COPD Stakeholder Summit: Utilizing Peak Inspiratory Flow Rates to Individualize Treatment and Improve Outcomes - Episode 18
Closing thoughts from a discussion between clinicians and a payer on best practices for identifying and treating patients with chronic obstructive pulmonary disease to optimize outcomes and improve care.
Neil Minkoff, MD: I’m going to start winding this down. I want to thank everybody for being part of this. This has been very interesting. It’s been a rich discussion with lots of good information going back and forth. Some of it is very practical: not just a thirst for knowledge but how to translate some of that into direct patient care, improve clinical skills, and hopefully improve patient engagement and outcomes. Before we conclude, I’m going to open it up for final thoughts and comments. Dr Mahler?
Donald A. Mahler, MD: I’ve enjoyed participating in this panel. Clearly, we need more information for patients, health care professionals, and the people who work for insurance companies to improve outcomes for our patients with COPD [chronic obstructive pulmonary disease]. One of the most challenging things in my practice is prescribing a medication that is not covered by the patient’s insurance coverage. Then we go through, “Let’s try this,” or, “Let’s do prior authorization.” I understand the dilemma that insurance companies have. They have contracts with pharmaceutical companies, and they have preferred and less preferred medications. Things like this panel that help us communicate and understand different perspectives while focusing on patients and their outcomes can only help improve things for all of us. It’s been my pleasure.

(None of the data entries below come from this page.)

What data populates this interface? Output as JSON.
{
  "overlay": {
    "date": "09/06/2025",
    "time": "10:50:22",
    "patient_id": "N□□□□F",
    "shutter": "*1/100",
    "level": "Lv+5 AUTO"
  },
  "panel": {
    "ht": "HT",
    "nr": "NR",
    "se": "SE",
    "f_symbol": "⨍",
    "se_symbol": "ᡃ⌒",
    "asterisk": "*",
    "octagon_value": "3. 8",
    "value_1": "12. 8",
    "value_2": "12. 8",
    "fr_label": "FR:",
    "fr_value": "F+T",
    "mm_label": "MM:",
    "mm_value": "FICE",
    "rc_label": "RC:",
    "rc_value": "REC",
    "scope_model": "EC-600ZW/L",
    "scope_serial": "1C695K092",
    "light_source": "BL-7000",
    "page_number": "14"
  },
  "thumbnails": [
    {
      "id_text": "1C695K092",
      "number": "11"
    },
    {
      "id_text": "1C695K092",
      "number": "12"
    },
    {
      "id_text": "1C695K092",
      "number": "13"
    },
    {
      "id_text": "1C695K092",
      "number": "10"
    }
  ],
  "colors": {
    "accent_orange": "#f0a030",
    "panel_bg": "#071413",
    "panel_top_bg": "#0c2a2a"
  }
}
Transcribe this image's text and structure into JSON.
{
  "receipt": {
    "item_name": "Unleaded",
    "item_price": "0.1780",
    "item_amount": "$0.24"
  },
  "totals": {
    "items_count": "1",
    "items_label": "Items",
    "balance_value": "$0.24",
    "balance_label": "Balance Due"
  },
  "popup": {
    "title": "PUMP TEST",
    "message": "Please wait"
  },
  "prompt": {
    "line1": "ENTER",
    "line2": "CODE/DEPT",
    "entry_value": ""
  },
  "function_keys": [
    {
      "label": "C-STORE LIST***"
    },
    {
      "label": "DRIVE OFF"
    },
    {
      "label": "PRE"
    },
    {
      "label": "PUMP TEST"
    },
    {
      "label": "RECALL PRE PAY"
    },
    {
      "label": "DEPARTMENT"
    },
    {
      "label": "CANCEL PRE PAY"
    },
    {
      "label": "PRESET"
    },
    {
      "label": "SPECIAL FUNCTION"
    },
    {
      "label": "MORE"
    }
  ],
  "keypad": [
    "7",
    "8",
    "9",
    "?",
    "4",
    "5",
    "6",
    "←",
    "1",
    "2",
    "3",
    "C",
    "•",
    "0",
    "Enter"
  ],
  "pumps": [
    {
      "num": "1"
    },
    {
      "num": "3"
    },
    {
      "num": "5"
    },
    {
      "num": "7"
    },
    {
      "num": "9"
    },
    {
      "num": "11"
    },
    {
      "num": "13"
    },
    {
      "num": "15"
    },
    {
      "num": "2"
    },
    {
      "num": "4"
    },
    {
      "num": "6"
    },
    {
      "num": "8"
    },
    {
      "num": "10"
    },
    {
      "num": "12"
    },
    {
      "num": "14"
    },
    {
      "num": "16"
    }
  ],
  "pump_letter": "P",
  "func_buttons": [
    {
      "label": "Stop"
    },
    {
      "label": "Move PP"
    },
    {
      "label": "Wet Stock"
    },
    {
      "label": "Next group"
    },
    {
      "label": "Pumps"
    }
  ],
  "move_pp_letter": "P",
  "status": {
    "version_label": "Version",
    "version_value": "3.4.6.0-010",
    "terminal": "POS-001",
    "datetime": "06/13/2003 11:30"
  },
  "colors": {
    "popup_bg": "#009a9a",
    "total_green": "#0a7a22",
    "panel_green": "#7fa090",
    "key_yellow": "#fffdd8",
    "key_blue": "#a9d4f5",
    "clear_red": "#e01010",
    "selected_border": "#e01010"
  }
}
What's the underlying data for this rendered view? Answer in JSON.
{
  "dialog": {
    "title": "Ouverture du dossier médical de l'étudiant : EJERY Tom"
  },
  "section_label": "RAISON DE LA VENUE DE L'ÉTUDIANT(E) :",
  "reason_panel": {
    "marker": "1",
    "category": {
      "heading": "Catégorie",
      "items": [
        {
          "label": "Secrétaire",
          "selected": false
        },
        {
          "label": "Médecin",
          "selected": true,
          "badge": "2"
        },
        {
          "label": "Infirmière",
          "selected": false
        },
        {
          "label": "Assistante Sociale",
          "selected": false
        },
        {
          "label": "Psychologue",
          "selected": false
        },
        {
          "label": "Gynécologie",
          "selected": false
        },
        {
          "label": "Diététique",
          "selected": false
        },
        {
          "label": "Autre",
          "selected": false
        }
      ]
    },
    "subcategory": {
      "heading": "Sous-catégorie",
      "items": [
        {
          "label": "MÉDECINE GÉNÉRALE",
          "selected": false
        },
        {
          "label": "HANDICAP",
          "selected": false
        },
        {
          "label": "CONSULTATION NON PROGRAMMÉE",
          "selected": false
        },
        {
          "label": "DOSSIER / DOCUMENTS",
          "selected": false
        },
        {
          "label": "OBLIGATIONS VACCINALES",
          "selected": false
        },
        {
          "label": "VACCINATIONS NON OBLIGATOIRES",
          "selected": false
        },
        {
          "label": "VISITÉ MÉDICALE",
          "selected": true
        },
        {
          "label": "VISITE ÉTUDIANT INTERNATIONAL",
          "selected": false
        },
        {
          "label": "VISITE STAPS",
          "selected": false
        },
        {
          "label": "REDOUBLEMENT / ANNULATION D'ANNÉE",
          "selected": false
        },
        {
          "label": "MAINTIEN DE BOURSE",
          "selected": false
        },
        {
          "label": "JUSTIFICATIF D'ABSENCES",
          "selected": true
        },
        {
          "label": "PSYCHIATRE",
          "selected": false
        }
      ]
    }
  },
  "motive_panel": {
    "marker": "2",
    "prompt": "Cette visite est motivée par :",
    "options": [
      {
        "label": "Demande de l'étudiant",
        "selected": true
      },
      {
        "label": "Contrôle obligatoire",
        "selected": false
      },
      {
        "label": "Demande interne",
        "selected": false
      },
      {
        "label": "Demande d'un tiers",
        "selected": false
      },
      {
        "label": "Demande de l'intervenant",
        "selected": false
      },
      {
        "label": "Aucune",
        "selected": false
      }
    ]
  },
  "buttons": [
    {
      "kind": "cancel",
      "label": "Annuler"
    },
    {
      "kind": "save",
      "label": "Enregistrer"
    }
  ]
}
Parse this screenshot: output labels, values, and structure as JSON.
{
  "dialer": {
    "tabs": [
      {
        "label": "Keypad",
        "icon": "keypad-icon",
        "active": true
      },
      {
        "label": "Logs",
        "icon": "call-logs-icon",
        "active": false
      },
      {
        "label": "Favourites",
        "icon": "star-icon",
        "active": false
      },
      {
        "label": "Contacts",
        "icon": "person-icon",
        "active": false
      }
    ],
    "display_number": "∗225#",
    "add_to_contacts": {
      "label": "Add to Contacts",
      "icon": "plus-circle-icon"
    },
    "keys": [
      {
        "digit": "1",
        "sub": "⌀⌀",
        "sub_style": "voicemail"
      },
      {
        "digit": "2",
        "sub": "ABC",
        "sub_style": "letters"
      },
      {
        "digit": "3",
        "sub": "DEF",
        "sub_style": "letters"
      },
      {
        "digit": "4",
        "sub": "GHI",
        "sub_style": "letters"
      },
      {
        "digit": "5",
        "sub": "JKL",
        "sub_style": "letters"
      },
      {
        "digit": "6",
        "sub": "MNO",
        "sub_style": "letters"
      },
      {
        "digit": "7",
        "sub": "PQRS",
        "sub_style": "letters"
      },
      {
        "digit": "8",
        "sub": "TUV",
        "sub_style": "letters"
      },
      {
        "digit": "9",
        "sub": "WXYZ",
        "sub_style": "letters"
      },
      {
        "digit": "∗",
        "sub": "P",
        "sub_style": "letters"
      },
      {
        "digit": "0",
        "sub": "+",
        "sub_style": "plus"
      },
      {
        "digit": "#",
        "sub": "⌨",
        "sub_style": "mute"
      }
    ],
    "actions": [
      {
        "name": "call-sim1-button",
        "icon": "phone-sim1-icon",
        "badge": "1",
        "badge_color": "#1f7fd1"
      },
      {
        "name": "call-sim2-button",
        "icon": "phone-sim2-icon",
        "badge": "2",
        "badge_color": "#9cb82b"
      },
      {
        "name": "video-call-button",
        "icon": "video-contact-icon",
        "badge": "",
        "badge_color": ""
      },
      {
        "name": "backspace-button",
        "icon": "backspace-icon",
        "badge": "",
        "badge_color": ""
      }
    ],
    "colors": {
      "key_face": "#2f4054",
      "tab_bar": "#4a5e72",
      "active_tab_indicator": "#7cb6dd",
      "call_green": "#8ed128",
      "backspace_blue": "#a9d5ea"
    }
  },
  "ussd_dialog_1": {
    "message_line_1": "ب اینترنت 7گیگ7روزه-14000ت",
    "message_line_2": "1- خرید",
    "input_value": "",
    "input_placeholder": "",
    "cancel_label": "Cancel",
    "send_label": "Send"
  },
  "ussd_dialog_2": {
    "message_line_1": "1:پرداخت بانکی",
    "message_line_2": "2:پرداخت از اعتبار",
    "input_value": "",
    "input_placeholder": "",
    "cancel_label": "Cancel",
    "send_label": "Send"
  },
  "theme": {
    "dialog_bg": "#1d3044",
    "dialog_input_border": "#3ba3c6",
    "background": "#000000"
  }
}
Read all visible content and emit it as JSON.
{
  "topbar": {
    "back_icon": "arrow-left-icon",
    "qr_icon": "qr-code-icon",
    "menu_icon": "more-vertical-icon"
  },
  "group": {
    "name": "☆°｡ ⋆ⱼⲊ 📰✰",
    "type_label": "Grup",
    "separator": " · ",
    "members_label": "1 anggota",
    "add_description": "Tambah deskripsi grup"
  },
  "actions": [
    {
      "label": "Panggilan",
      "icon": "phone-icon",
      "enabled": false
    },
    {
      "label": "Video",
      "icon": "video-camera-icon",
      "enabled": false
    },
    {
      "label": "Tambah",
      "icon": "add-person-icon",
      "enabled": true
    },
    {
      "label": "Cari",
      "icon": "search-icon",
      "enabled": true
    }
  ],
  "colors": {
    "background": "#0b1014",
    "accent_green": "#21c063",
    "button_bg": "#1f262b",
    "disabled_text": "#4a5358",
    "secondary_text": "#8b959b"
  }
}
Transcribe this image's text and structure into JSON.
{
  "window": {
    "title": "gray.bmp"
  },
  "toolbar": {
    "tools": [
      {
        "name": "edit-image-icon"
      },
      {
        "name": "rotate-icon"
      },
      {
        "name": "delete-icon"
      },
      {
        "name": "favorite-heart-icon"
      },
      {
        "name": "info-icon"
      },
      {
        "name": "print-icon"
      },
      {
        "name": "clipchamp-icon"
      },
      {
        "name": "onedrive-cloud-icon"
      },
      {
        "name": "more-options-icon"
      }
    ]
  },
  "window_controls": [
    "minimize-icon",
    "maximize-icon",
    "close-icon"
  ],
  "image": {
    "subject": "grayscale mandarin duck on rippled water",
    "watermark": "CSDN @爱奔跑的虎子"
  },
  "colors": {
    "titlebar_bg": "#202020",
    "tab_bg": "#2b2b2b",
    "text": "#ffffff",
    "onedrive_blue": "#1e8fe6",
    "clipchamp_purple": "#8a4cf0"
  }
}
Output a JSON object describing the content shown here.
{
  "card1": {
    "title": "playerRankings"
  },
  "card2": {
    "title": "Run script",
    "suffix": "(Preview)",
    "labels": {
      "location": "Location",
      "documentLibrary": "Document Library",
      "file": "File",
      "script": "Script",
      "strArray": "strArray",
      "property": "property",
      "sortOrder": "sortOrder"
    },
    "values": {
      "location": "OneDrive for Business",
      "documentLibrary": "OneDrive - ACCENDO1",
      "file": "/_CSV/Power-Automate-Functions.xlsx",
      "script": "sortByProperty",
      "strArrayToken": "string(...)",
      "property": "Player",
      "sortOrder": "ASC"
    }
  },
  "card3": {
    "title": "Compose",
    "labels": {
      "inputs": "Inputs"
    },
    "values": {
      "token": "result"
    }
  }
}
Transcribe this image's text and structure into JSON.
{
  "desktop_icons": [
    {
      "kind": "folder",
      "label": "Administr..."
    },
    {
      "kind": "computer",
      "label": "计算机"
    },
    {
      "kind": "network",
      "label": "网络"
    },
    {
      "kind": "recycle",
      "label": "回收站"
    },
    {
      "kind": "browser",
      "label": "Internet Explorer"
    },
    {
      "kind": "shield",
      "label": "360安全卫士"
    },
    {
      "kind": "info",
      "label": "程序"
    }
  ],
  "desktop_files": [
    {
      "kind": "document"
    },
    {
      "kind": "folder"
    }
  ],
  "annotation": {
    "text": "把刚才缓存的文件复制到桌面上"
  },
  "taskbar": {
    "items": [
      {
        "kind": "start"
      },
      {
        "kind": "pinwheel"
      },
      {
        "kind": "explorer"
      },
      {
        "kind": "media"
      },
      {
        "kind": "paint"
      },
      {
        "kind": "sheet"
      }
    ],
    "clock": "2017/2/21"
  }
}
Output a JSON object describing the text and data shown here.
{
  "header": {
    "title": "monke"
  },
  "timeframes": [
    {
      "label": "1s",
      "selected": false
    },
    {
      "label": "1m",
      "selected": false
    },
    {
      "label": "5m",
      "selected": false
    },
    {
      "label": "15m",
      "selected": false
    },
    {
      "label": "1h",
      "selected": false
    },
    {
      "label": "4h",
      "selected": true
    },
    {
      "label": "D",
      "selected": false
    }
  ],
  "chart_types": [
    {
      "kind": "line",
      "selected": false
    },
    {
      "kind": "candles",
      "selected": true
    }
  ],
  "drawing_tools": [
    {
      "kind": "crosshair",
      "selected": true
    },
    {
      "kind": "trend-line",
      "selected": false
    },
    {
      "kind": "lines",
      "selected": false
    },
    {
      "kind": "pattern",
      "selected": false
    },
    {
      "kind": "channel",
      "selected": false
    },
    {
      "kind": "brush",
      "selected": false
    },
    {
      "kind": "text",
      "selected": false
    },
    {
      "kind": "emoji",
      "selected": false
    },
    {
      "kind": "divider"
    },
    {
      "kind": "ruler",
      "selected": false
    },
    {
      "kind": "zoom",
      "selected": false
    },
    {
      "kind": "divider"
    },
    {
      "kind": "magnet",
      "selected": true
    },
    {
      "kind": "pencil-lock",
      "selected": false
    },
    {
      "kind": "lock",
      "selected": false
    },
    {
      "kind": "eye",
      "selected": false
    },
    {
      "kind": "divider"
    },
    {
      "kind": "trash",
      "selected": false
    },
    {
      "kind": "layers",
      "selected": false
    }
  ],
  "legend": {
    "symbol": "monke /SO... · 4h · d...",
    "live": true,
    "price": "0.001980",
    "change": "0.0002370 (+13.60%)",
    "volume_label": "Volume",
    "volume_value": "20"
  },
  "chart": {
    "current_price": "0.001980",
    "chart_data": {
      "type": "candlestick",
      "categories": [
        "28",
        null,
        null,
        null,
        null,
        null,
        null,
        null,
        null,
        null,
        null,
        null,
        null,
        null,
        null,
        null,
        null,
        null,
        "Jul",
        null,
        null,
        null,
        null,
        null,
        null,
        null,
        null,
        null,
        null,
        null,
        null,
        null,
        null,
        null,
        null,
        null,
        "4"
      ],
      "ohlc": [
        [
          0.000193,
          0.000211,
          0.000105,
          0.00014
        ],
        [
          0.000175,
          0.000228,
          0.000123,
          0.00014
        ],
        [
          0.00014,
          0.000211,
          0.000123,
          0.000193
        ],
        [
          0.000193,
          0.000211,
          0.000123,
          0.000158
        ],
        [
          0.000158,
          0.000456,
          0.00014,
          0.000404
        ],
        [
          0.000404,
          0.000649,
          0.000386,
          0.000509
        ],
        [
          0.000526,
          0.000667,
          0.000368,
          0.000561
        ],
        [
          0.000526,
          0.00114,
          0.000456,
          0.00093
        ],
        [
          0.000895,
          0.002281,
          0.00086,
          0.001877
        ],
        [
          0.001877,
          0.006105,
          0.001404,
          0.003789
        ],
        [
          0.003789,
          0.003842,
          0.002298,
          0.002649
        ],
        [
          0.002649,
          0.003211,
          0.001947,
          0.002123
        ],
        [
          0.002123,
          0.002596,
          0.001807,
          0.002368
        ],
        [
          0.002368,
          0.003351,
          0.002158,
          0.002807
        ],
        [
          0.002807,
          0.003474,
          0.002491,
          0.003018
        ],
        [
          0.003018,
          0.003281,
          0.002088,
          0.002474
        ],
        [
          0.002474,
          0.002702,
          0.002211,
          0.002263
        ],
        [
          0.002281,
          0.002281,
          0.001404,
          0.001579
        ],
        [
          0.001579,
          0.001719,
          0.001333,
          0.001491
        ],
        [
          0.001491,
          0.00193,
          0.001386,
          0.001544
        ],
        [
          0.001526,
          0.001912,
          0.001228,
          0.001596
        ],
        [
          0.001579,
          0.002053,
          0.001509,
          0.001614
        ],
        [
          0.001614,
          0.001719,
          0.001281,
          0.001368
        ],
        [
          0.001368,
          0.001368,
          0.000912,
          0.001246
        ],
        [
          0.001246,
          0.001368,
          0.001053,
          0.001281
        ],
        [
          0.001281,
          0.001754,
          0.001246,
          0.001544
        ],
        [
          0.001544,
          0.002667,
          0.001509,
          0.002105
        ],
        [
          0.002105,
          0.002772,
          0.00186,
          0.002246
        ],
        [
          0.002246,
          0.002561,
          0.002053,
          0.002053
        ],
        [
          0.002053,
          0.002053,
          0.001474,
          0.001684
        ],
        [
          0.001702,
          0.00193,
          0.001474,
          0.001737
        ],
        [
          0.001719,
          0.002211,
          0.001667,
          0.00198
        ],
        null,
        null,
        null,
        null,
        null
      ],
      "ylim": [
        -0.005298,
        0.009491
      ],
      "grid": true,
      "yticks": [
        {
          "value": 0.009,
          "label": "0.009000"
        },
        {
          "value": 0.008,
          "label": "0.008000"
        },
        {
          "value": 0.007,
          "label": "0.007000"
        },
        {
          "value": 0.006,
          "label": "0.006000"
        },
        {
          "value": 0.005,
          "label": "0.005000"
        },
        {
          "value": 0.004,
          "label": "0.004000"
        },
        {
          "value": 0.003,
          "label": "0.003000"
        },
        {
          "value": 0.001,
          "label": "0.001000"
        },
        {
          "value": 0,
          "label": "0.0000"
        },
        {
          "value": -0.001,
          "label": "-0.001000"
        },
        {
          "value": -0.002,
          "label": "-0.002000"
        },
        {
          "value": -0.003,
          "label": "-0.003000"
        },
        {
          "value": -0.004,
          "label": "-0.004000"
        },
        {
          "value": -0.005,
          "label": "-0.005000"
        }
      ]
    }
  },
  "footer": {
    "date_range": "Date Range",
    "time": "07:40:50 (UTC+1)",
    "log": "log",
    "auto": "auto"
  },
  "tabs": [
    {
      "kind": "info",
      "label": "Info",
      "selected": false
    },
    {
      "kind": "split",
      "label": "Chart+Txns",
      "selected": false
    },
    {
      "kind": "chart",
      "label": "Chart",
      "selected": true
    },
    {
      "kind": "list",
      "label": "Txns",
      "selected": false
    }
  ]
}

Neil Minkoff, MD: Mr Hess?
Michael Hess, MPH, RRT, RPFT: To echo that, we have a lot of work that needs to be done. There’s still a lot to improve on in the COPD world, but opportunities like this, in which we bring multiple stakeholders to the table and start having more open, robust conversation pushes us along the line. That gives me a lot of hope for the future. I’m excited to see a lot of the new tools that are coming available and people excited to use them.
Neil Minkoff, MD: Dr Lopes?
Maria Lopes, MD, MS: Absolutely, well said. I’ve tremendously enjoyed being part of this group. Anything we can do to improve best practices and improve the care delivery for these patients is in all our best interests as we aspire to do a better job in delivering care and reducing cost. There’s a lot of innovation in terms of the patient outreach side. The data we can collect hopefully matters in terms of being actionable. It’s also important to think about patient-centered care because these patients have a lot of needs. It’s important to understand how we can do a better job with care coordination, care management delivery, and the efficiency of the delivery of care so that we’re not duplicating efforts and being grounded on the evidence-based medicine. Thank you.
Neil Minkoff, MD: That gives you the last word, Dr Drummond.
M. Bradley Drummond, MD, MHS: It’s truly been a pleasure. These types of multidisciplinary conversations are what we need to advance COPD care. I think back to where we were with COPD care 20 years ago, and there was this nihilism that there’s nothing we can do. “Here’s an inhaler, which may help you a little. But otherwise, we’re not going to make any dents on your disease progression.” Now we’re talking about individual phenotyping with eosinophils, peak inspiratory flow, virtual telehealth, and virtual rehabilitation. There has been so much evolution in our care for COPD patients, which exciting, engaging, and optimistic. Hopefully with these multidisciplinary groups, we can continue to move and improve the care of our COPD patients. Thanks for involving me.
Neil Minkoff, MD: Again, I’d like to thank all our panelists for being part of this discussion. As I said, it was very robust. To anybody in our viewing audience, we certainly hope you found this Stakeholder Summit from the American Journal of Managed Care® to be useful and informative. Thank you for joining us.
This activity is supported by an educational grant from Boehringer Ingelheim.